Have you ever been teased and called "an Ashkenazi nerd"? Well, you may take comfort in the sensational findings of a new study that all of the world's Ashkenazi Jews are the offspring of one family, which means you may be somehow related to Albert Einstein, Sigmund Freud and many other Jewish geniuses.
The research was conducted by a team led by Israeli scientist Itsik Pe'er, an associate professor at the Department of Computer Science at Columbia University's Fu Foundation School of Engineering & Applied Science.
The study, published in the Nature Communications journal on Tuesday, found that most Ashkenazi Jews living across the world can be traced back to what is referred as a "bottleneck" of just 350 people, who lived in Europe anywhere between 600 and 800 years ago, JTA reports.
In order to obtain their findings, the researchers analyzed the genomes of 128 Ashkenazi Jews, and then marked the contrast between those of European non-Jews, to discover what genetic traits Ashkenazim possess that made them unique.
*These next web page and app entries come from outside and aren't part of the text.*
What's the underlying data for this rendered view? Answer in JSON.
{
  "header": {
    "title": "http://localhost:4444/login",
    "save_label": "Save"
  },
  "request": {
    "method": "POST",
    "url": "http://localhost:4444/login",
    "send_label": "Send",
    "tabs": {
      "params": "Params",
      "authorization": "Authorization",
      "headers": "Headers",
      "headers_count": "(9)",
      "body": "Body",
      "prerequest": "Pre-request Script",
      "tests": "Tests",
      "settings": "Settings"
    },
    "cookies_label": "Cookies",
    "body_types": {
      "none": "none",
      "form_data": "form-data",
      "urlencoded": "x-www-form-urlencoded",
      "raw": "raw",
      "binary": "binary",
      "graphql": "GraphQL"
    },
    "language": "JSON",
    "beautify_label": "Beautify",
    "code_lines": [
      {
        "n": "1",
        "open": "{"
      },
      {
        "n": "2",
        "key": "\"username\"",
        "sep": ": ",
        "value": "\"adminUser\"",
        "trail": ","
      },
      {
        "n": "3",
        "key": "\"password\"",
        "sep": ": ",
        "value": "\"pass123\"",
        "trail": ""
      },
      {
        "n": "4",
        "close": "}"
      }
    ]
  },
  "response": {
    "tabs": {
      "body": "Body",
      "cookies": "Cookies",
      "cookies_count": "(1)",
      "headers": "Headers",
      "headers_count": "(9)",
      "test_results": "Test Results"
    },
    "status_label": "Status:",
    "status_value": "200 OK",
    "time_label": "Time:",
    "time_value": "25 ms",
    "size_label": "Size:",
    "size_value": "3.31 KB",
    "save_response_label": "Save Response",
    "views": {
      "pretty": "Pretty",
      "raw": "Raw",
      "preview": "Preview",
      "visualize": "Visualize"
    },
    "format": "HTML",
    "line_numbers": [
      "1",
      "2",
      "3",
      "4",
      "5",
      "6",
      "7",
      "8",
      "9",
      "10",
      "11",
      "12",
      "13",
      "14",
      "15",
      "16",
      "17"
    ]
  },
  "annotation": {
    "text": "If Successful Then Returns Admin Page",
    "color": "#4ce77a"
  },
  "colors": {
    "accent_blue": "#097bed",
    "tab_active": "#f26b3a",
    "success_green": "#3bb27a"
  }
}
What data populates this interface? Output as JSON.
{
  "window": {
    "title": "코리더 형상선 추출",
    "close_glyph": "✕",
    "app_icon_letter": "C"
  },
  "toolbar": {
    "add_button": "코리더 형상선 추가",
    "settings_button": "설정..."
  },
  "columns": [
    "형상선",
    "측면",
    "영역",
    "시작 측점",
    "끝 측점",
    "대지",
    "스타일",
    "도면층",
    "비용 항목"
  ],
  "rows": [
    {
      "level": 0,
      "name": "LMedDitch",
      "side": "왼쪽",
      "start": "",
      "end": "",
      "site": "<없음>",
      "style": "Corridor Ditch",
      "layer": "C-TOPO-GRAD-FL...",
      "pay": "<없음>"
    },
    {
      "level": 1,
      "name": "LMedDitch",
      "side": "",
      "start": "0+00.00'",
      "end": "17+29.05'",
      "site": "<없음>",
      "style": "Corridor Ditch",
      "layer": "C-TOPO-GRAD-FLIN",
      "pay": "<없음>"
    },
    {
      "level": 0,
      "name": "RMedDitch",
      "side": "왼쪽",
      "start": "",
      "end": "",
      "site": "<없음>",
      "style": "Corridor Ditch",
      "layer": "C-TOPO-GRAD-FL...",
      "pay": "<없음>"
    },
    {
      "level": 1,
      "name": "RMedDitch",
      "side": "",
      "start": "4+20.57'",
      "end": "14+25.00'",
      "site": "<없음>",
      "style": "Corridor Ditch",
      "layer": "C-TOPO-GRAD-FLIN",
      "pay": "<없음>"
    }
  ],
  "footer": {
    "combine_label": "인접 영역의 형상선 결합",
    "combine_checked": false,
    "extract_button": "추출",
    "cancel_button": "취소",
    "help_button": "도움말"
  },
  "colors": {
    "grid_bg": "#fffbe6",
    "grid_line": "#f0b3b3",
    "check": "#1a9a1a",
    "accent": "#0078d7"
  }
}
They also compared their genes to the DNA of 26 Flemish people from Belgium.
The result was a bit perturbing, with researchers finding the Ashkenazi's genetic similarities inordinately sharp, tracing their genes back to the "bottleneck" from the Middle Ages.
It also prompted Prof. Pe'er to note in an interview with Live Science that, with Ashkenazi Jews, "everyone's a 30th cousin." In other words, he told Yedioth Ahronoth this week, if an Ashkenazi man marries an Ashkenazi woman, there is a good chance that they are distant relatives.
Regarding the Flemish participants, roughly 46 - 50% of the DNA sampled from the Jewish participants were found to have originated from ancient Europeans, with most deriving from the Middle East over 20,000 years ago.
As the Los Angeles Times reports, approximately 80% of "modern Jews" are Ashkenazi according to the Hebrew University of Jerusalem. Today, there are ten million Ashkenazi Jews around the world, 2.8 million of which reside in Israel.
It should be clear, however, that the study's goal was not prove how talented and successful Ashkenazi are, but to find a medical solution to serious genetic disorders among Ashkenazi Jews, including cystic fibrosis, Tay-Sachs and breast cancer.
Through the study, authored by Prof. Shai Carmin of Columbia University, the researchers hope to develop medications for these diseases based on a "genetic adjustment," which will reduce their frequency among Ashkenazi Jews.
Shalom Life contributed to this report.